Why Are C-Sections Scheduled in Advance?
Not all c-sections come as a surprise during labor. In many cases, your doctor may schedule you for a c-section in advance because of known factors or complications that would make a vaginal delivery too difficult. These can include:
- You've had a cesarean before: While some women who've had cesareans previously can safely undergo a vaginal birth the next time around, nearly 80 percent of scheduled cesareans are repeats. And once you've delivered one baby by c-section, you'll always be offered the option to do so again.
- Your baby's in the breech position: If your baby's feet first (instead of head first) and your doctor can't turn him around, a c-section is usually the safest way for you to deliver.
- You have placenta previa or placental abruption: If your placenta is lying at the bottom of your uterus (instead of at the side or top), it can block your baby's exit from your womb or cause heavy bleeding during delivery. If your placenta has started to separate from the wall of your uterus (a condition called placental abruption), this can cause heavy bleeding and complications for your baby, so c-sections are necessary in both cases.
- You're pregnant with twins or multiples. Though a vaginal birth is possible with twins, most are delivered by c-section, where both babies can be more closely monitored. Triplets or larger groups of multiples are always born via c-section.

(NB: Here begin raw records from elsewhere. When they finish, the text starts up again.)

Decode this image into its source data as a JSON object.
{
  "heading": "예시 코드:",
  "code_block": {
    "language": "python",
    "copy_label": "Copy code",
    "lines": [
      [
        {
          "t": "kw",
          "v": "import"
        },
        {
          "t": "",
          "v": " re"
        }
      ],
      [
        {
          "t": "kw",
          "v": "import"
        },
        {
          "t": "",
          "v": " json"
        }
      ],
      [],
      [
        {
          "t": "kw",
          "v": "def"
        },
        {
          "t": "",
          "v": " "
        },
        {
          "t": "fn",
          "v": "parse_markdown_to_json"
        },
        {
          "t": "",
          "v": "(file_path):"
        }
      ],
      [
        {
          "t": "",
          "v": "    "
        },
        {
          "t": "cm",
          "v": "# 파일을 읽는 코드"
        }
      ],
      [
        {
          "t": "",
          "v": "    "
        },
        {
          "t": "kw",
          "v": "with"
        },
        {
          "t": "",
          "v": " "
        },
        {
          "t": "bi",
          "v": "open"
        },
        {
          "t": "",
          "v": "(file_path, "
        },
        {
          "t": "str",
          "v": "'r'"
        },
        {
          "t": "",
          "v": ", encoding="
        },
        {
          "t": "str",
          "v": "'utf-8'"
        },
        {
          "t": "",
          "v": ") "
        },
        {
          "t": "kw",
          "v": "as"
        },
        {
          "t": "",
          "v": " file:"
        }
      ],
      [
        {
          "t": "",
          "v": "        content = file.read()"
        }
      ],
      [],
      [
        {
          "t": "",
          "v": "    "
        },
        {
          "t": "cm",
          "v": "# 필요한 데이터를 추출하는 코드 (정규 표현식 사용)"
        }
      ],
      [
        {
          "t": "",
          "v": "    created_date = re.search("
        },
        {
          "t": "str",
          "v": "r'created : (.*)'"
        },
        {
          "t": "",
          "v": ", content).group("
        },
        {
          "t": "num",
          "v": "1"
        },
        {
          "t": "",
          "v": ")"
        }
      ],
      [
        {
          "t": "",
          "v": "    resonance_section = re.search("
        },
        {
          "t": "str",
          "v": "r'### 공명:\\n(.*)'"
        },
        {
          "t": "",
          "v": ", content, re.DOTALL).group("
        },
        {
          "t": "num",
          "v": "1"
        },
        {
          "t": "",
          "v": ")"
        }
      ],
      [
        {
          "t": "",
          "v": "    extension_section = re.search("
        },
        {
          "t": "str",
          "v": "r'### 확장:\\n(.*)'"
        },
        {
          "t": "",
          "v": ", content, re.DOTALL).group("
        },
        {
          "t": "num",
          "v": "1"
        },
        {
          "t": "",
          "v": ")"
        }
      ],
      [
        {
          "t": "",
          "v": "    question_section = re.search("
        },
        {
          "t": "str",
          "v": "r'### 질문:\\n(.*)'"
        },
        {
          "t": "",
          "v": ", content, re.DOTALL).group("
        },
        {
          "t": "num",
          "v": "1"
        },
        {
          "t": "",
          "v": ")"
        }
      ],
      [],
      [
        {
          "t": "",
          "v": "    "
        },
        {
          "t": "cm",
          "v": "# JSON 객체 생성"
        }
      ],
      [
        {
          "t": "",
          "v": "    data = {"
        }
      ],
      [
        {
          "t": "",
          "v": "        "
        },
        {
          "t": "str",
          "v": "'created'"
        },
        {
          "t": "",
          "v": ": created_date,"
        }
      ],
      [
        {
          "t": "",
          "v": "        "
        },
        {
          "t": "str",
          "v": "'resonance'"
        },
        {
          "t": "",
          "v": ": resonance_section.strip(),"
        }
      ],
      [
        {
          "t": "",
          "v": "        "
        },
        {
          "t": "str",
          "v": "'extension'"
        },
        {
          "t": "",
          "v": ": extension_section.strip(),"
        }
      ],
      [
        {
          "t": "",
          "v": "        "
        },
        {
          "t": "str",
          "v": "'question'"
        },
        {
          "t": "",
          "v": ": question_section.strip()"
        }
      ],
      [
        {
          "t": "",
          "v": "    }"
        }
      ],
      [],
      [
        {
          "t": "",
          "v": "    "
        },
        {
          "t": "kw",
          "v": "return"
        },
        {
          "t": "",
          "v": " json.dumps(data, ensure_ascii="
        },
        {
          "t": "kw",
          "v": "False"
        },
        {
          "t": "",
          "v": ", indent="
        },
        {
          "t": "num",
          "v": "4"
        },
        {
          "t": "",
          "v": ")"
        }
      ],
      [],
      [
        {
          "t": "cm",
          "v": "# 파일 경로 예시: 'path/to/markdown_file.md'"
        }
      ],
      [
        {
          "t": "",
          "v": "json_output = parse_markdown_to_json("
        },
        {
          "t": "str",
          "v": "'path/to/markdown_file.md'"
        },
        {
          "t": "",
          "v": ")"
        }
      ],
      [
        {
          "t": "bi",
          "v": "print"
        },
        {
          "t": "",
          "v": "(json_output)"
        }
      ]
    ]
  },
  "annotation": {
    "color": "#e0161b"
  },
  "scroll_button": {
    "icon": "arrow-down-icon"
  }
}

Some women may think about scheduling a c-section in advance for other reasons -- like wanting to have an exact plan for when their baby will be born, or because they're worried about the pain of having a vaginal birth, but experts advise against having the procedure strictly for convenience's sake, especially before 39 weeks. For one thing, a c-section is major abdominal surgery, and there's always the risk of complications with anesthesia or post-procedure infections. There's also a long and painful recovery period, which can make you pretty uncomfortable and have a harder time breastfeeding in the first few weeks after your baby's born.